11. Frollo Is Still The Creepiest

OK, so I get that the song "Hellfire" exists to explain Frollo's motivation, but I was super uncomfortable with the dancing flame Esmeralda and watching Frollo rub Esmeralda's scarf all over his face. I'm pretty sure I felt uncomfortable when I watched it as a kid too, but now I truly understand the inappropriateness. Maybe I can forgive this scene since they have Frollo appear hungover the morning after "Hellfire" and he explains it away by saying, "I had a little trouble with the fireplace."

12. But He's Got Style

If you can ignore all the sadism and sexual harassment, you gotta admit that Frollo's got a pretty solid ring game.

13. Gypsies Are Super Loyal

The gypsy community is very supportive considering that even with Frollo being so menacing, no one gave up Esmeralda's whereabouts.

14. The Gargoyles Definitely Didn't Help Quasi's Heartache

I'm all about the gargoyles being supportive, but for professional observers, they should have known not to get Quasi's hopes up that Esmeralda liked him. They even sang a damn song about it — c'mon Victor, Hugo, and Laverne! Plus, there was a really forced rhyme about a croissant in "A Guy Like You." Props for the Victor Hugo reference though!

15. Phoebus & Esmeralda Move Quickly

As with every Disney movie, Phoebus and Esmeralda become romantically attached super fast, but I'm actually more concerned that they didn't seem to care that Quasi was standing right there during their make out session.
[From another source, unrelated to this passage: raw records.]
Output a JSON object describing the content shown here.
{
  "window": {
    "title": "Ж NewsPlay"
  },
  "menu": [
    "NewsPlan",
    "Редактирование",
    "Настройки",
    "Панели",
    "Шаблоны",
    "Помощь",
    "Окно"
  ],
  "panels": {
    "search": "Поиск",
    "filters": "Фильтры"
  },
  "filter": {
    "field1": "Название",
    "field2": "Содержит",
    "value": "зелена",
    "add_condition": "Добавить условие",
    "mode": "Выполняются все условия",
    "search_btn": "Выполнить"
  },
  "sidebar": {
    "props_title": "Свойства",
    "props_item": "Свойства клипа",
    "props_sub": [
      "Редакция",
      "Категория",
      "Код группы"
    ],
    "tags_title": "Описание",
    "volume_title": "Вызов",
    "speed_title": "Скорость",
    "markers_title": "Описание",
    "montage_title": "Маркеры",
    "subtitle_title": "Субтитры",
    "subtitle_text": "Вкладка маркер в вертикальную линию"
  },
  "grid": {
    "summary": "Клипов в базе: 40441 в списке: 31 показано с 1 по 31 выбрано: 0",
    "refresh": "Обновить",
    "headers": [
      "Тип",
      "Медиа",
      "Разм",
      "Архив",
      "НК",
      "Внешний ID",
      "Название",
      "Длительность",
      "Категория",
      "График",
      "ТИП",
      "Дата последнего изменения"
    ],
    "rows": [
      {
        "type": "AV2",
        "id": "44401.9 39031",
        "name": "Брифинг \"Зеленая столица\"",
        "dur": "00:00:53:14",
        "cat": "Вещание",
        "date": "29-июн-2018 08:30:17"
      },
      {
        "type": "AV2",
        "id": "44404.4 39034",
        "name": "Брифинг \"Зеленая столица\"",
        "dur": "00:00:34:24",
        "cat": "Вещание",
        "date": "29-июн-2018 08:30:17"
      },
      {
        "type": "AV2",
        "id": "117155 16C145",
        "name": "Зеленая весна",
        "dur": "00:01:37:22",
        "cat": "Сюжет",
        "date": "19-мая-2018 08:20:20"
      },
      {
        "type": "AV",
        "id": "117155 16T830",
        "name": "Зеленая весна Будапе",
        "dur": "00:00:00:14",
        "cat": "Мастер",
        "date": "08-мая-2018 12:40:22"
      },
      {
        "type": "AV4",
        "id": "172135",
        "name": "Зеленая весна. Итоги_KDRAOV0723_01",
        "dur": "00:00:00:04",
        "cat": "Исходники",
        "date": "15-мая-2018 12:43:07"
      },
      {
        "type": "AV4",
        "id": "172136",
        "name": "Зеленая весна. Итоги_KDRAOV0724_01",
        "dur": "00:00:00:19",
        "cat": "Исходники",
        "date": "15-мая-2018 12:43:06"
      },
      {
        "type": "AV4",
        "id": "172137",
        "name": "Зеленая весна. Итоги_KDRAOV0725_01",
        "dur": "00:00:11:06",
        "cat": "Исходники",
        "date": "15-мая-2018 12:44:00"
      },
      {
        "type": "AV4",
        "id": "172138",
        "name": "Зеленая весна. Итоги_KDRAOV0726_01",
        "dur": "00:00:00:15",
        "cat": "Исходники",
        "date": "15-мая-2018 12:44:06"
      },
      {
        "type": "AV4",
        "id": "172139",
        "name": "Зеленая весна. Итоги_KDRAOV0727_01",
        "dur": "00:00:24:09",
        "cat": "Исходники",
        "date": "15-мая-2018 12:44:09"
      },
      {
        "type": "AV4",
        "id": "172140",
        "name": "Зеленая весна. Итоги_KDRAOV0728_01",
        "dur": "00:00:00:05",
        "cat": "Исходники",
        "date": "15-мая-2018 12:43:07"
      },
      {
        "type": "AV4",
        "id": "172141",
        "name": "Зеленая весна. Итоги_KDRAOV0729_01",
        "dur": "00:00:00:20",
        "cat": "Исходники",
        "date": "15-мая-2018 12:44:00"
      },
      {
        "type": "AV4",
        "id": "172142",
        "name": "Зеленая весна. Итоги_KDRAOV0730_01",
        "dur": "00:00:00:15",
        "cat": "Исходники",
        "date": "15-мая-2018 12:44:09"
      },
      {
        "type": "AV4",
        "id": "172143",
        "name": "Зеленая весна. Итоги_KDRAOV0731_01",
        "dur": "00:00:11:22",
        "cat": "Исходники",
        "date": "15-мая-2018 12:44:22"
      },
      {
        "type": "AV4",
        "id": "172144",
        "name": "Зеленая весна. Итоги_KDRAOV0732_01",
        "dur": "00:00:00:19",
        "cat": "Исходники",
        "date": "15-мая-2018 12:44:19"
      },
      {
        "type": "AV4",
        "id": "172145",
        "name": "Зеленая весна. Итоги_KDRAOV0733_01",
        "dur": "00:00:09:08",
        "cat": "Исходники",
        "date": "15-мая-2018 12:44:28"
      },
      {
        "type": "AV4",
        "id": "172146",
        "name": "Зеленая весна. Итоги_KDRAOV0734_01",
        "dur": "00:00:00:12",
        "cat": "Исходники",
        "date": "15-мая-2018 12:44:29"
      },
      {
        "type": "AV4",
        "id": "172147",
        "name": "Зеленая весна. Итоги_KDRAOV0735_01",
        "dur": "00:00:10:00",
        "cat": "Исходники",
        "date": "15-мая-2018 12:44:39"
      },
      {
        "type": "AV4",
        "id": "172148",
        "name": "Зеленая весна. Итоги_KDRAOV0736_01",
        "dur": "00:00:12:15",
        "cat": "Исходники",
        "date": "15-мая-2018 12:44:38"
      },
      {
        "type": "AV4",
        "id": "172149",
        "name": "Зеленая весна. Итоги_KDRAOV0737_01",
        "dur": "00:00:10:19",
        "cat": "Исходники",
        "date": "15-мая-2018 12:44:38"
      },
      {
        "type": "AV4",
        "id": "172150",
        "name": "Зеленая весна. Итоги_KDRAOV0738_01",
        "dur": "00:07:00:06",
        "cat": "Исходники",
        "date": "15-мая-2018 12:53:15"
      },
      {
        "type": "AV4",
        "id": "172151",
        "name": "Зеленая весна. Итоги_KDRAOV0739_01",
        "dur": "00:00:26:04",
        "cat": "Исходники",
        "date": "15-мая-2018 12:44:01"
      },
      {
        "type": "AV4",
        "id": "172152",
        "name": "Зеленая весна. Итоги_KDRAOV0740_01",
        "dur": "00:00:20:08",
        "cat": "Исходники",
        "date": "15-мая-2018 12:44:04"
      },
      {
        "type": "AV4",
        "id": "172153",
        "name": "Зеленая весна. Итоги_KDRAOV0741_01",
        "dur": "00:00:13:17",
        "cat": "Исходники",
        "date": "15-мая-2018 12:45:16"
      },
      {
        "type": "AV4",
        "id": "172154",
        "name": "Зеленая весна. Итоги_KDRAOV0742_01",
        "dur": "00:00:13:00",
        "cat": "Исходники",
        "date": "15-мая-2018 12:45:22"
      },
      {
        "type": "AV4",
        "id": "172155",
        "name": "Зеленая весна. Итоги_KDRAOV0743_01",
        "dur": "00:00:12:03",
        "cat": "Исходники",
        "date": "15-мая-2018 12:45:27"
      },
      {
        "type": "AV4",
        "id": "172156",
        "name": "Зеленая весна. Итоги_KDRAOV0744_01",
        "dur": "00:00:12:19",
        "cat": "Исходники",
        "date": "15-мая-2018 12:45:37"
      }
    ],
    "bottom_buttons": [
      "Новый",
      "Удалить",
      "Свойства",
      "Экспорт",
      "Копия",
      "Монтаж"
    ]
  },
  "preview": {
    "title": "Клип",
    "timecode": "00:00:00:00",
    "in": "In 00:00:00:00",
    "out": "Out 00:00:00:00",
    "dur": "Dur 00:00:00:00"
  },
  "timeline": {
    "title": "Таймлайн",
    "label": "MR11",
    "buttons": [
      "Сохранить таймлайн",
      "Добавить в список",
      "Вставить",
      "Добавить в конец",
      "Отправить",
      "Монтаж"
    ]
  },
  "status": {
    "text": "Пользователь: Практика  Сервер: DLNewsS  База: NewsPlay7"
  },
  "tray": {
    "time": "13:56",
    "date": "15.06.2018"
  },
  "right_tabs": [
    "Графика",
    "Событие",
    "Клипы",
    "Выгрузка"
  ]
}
16. Everything Catches Fire

Speaking of things moving quickly, any time Frollo tried to light something on fire, it went up in flames instantly. Perhaps this is why I always think starting a campfire will be easier than it is.

17. Phoebus' Quick Recovery

So, remember when Phoebus got escorted to Notre Dame cause he was pierced by an arrow? None of that mattered once he heard Esmeralda was in danger. That's true Disney love for you!

18. The Wizard Of Oz Reference

I feel like I would have picked up on this as a child, but I definitely didn't remember Laverne saying, "Fly my pretties!" to her birds like the Wicked Witch of the West.

19. Why Doesn't Kevin Kline Sing?

He's the voice of Phoebus, but the talented performer gets shafted without a song to sing.

While I fully grasp 20 years later that The Hunchback of Notre Dame is one of most inappropriate Disney films "out there" (song pun intended), I can't imagine not having this beloved movie in my life when I was 10 or even now that I'm 30.

Images: Walt Disney Pictures; Giphy (8); Caitlin Gallagher/Bustle (11)